● **Exercise directions**
Pull every line holding the word "JSON" out of the data and copy it.

● **Extracted material**
********

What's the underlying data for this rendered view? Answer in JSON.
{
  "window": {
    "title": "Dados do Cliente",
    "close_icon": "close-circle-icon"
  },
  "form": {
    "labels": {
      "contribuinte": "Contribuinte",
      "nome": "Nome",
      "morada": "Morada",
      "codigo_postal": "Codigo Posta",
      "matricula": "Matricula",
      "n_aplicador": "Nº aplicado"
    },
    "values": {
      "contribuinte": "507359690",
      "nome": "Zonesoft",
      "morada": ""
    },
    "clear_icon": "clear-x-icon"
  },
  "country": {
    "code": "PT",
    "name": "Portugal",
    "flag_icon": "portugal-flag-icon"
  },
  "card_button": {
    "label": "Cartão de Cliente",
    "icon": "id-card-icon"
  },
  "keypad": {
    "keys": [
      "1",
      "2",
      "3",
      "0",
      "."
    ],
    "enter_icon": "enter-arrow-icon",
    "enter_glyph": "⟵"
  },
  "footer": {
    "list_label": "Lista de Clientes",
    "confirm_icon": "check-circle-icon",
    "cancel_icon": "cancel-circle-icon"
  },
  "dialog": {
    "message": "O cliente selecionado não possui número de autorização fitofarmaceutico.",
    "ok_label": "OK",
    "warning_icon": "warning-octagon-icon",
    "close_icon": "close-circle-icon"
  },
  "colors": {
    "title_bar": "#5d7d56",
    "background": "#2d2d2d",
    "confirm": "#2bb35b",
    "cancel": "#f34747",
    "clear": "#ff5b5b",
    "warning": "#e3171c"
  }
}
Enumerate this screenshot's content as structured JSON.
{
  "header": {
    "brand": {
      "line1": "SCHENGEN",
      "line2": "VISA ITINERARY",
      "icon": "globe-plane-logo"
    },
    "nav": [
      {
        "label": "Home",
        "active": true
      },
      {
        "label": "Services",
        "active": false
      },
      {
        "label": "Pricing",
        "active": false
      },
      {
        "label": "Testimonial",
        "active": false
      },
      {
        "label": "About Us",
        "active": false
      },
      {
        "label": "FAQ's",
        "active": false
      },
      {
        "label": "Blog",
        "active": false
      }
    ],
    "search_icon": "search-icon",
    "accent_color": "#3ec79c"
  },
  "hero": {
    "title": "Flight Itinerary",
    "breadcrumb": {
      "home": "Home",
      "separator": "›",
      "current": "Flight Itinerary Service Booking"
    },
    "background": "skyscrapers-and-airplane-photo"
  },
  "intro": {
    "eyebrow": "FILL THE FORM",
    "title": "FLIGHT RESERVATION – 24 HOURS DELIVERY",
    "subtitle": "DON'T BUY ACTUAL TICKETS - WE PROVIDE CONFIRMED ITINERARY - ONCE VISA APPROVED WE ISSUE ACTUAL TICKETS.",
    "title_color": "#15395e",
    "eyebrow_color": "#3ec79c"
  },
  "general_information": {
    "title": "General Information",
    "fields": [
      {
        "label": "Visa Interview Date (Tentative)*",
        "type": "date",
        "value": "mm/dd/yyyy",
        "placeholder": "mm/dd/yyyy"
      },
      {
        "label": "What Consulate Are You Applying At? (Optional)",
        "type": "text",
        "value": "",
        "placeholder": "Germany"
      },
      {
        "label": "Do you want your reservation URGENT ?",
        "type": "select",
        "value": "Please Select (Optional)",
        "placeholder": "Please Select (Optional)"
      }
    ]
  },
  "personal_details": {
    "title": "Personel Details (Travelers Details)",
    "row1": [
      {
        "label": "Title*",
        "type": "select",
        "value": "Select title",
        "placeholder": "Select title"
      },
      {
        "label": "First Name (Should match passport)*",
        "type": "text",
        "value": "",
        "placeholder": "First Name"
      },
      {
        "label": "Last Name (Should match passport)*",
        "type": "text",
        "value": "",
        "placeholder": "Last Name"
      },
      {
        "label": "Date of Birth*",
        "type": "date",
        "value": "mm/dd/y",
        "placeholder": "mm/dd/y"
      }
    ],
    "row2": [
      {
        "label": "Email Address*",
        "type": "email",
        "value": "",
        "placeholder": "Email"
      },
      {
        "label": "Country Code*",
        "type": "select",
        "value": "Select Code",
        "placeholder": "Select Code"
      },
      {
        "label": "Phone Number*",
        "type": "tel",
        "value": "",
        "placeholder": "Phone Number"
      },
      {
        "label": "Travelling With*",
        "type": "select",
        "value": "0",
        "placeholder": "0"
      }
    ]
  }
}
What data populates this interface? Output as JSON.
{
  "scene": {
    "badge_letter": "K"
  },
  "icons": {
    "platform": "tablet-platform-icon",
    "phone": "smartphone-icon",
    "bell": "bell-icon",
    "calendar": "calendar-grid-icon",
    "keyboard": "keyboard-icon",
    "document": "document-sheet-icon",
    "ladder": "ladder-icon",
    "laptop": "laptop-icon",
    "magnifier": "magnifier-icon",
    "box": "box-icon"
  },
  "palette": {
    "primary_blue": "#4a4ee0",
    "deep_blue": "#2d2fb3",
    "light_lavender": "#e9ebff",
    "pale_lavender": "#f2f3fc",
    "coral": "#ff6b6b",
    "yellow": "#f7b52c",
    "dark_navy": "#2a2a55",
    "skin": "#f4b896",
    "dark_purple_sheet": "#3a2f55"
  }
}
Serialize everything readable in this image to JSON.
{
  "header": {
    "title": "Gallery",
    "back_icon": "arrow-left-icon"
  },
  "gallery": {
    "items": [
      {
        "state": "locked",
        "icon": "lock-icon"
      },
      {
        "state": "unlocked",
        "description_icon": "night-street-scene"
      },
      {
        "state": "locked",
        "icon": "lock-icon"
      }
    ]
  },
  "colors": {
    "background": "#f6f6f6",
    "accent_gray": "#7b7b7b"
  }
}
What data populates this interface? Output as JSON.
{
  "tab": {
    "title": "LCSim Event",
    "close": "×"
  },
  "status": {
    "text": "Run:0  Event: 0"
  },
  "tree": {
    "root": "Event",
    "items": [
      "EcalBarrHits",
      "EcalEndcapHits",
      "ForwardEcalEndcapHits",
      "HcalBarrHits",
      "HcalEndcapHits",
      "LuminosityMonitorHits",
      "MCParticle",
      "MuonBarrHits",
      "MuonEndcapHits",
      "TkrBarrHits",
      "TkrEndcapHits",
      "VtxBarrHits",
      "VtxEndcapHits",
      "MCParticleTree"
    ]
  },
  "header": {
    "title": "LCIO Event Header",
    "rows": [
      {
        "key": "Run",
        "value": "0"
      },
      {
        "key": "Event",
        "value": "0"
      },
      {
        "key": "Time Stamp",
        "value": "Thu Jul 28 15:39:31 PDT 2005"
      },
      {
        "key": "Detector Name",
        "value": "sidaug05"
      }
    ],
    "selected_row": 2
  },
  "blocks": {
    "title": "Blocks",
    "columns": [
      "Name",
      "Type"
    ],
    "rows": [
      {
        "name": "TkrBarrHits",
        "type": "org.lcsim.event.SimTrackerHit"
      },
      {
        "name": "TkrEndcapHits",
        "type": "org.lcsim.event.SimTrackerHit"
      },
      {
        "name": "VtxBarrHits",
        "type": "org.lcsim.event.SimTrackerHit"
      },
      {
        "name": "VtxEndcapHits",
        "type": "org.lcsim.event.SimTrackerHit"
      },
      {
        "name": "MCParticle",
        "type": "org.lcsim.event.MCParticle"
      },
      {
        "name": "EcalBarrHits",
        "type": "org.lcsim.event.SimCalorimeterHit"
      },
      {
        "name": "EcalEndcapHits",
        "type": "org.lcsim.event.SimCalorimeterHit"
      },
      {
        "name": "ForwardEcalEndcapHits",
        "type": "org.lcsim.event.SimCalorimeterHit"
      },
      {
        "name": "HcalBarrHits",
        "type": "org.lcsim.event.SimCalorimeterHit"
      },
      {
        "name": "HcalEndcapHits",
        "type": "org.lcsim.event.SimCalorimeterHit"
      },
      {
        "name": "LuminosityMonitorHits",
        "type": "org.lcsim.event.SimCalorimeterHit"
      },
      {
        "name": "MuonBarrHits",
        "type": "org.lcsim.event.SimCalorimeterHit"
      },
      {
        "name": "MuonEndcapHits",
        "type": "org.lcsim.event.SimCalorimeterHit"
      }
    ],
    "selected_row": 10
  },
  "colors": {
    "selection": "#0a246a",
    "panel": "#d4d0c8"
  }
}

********

● **Answer section**
What's the underlying data for this rendered view? Answer in JSON.
Enumerate this screenshot's content as structured JSON.
What data populates this interface? Output as JSON.
Serialize everything readable in this image to JSON.
What data populates this interface? Output as JSON.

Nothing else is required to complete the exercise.